Kevin Durant and Salvador Dalí, René Magritte and Beth Mead: these are just some of the unusual unions featured by a new social media account that pits pictures of athletes with great works of art.
The account is called ArtButMakeItSportst, and it launched in late 2019 and has since gone on to amass tens of thousands of followers across both Instagram and Twitter. If there was ever section of the internet on which both ardent art lovers and rabid sports fans can converge, this is it.
Behind the viral account is L.J. Rader, who works as a director of product at a sports-data company. The project began humbly, with Rader captioning pictures from personal art excursions with topical sports jokes, then posting the results to his own timelines.
“For years, I would go to museums and take a whole bunch of pictures and this was around the time Instagram was starting up,” he told USA Today earlier this year. “People weren’t sure how to use it and a lot of people would take selfies and I would take pictures of art but give it sports captions.”
“I posted them on my personal Instagram and my friends would say I should do more and it got to a point where I started my account solely focused on these.”
The account quickly blew up. Meanwhile, Rader began refining his work, moving from memes to the mashups for which the project is now well known. His creations grew more sophisticated, too.
“Sometimes, it’s instantaneous,” Rader said of his process. “Something happens in sports. I’ll see it and I’ll know what it’s going to be. If I don’t have an image in mind, I’ll have a theme, like if it’s Greek mythology or an artistic style.”

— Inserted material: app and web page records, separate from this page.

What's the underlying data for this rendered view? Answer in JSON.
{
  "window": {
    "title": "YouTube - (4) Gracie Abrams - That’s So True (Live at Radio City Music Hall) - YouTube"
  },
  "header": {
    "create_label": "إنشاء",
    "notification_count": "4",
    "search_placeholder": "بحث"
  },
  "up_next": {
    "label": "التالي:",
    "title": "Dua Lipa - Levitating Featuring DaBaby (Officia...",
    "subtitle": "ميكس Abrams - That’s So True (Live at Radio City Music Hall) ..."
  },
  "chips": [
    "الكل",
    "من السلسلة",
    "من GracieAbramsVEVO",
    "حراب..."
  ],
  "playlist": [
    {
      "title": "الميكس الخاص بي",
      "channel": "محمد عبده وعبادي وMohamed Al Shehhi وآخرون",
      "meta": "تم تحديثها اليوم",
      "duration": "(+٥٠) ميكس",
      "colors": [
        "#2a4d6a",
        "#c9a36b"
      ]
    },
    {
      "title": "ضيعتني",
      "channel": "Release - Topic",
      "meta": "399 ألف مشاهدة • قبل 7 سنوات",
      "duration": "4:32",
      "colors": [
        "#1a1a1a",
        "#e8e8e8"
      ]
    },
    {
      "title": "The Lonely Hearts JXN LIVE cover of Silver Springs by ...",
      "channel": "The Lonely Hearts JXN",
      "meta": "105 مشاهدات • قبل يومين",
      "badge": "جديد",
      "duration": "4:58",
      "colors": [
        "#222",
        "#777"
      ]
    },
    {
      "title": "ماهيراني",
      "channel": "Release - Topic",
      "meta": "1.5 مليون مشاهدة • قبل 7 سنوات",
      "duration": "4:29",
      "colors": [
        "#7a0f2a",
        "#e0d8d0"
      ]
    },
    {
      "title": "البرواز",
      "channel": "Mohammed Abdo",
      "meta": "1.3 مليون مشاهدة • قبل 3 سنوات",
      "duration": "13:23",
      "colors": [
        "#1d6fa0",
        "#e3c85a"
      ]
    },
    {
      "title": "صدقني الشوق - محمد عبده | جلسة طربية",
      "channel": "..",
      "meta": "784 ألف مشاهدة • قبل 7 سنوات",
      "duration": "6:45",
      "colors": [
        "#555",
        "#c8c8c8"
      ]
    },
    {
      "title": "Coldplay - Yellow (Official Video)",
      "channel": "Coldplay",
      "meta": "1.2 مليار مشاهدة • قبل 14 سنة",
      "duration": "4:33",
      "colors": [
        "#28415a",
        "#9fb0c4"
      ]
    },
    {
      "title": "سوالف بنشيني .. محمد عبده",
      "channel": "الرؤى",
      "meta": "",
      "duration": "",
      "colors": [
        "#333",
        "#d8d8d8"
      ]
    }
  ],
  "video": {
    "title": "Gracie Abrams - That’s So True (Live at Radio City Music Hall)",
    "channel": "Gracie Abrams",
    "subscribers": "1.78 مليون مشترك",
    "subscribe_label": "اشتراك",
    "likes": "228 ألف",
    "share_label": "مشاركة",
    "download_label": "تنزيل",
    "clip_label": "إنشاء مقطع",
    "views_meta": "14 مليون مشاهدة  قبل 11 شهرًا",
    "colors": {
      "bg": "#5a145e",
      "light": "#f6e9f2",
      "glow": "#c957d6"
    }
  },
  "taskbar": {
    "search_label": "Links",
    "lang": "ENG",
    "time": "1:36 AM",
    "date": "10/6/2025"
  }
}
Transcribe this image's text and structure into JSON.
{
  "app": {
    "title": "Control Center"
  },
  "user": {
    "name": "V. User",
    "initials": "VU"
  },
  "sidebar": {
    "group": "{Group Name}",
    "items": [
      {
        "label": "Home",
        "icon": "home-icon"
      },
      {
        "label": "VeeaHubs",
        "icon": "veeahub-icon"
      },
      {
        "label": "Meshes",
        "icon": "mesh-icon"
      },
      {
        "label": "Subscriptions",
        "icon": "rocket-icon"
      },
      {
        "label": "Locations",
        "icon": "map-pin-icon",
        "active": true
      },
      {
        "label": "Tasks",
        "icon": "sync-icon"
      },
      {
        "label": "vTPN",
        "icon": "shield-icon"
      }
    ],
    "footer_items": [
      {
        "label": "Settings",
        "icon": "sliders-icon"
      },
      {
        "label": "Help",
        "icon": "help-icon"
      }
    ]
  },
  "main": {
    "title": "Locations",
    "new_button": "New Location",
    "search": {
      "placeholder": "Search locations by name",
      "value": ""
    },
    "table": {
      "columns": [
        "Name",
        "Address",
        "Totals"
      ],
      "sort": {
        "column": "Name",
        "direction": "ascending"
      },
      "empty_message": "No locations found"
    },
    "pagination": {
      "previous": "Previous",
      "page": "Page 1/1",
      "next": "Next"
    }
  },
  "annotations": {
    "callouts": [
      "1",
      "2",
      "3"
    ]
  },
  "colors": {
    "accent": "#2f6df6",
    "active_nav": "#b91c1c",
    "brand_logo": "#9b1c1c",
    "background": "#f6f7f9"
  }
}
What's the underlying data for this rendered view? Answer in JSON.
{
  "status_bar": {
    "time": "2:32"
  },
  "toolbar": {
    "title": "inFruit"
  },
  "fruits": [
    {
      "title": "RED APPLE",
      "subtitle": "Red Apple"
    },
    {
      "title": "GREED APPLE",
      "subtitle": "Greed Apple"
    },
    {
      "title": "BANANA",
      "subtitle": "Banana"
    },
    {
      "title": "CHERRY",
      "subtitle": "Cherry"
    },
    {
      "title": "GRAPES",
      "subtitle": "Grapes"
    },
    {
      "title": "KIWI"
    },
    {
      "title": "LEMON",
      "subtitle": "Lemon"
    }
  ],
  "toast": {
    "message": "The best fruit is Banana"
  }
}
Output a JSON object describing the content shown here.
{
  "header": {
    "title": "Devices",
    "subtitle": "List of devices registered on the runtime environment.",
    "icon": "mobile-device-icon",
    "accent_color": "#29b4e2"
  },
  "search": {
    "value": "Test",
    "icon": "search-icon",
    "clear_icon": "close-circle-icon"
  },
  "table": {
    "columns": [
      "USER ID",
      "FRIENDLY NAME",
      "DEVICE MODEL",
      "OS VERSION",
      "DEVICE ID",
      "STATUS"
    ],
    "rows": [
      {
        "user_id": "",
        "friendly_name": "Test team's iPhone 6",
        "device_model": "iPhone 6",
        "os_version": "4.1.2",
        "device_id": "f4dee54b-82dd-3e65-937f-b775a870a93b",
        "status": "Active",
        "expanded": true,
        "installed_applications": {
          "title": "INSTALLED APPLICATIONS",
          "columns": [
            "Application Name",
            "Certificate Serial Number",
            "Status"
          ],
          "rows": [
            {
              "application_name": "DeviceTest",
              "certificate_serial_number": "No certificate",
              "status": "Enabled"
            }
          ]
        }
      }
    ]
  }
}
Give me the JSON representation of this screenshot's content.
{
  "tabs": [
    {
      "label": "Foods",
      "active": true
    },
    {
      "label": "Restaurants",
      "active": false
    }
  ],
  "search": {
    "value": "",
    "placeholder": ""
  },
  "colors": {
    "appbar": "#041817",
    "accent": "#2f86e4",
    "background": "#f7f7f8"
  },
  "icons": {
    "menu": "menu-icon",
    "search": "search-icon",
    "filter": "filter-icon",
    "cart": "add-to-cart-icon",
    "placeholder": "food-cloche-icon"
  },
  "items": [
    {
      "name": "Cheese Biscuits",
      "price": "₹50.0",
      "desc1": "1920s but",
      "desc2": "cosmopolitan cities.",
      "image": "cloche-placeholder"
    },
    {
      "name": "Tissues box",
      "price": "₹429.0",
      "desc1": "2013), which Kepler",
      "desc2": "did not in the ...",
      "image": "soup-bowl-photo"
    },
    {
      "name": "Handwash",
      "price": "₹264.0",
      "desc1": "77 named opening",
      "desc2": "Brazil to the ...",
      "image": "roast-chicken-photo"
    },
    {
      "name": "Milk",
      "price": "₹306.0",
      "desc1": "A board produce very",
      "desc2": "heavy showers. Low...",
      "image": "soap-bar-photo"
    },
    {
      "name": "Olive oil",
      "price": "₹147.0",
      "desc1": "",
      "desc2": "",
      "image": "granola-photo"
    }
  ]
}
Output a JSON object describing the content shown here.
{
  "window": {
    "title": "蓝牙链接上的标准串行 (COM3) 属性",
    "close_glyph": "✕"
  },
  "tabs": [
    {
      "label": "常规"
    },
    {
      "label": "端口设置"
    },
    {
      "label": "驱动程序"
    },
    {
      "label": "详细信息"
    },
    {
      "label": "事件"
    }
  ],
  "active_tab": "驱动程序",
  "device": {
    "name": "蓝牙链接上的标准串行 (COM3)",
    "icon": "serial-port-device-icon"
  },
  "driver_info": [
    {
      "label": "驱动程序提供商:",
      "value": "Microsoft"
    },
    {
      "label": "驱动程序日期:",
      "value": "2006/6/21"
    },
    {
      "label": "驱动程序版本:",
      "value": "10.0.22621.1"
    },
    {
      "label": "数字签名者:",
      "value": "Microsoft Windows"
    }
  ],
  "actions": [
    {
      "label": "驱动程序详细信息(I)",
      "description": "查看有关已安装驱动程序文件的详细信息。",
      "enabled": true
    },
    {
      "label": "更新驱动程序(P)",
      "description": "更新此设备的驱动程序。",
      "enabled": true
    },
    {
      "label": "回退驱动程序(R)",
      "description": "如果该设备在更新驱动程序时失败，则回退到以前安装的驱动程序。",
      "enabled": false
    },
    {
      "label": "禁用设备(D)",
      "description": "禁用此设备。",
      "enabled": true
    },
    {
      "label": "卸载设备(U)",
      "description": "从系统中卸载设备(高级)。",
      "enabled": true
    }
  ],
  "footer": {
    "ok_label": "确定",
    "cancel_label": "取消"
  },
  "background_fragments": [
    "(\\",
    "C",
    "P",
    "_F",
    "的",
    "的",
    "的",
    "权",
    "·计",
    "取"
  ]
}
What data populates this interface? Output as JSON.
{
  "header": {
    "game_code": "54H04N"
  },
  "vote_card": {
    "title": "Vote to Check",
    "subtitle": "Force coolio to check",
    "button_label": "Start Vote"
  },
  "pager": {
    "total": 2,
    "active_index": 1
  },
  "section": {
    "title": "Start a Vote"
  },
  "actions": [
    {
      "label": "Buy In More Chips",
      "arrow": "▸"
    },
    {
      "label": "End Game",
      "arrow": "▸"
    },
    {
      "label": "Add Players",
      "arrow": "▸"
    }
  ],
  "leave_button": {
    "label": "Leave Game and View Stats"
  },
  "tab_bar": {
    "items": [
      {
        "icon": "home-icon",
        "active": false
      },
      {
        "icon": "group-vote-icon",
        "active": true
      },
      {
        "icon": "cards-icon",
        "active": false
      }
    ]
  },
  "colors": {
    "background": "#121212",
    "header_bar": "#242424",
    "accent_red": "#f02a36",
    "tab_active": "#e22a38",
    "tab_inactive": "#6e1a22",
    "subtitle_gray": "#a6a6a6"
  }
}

Often, Rader’s paired pictures have more in common than just composition. A recent post, for instance, juxtaposed a shot of Boston Celtics legend Bill Russell, who died late last month, with a panel from Jacob Lawrence’s Struggle series. Both Russell and Lawrence were prominent Civil Rights activists.
Another mashup frames WBNA star Brittney Griner, who is currently being held as a diplomatic pawn in Russia, with a 2018 sculpture by Glenn Kaino, called Invisible Man. Both the athlete and Kaino’s figure have a fist raised in the air—a reference, Rader wrote in the caption, to Tommie Smith’s activism.
The goal, Rader told Colossal recently, is to dive into “what art means and (explore) the intersection of culture between two sides—art and sports—that rarely meet.”
See more creative ArtButMakeItSports pairings below.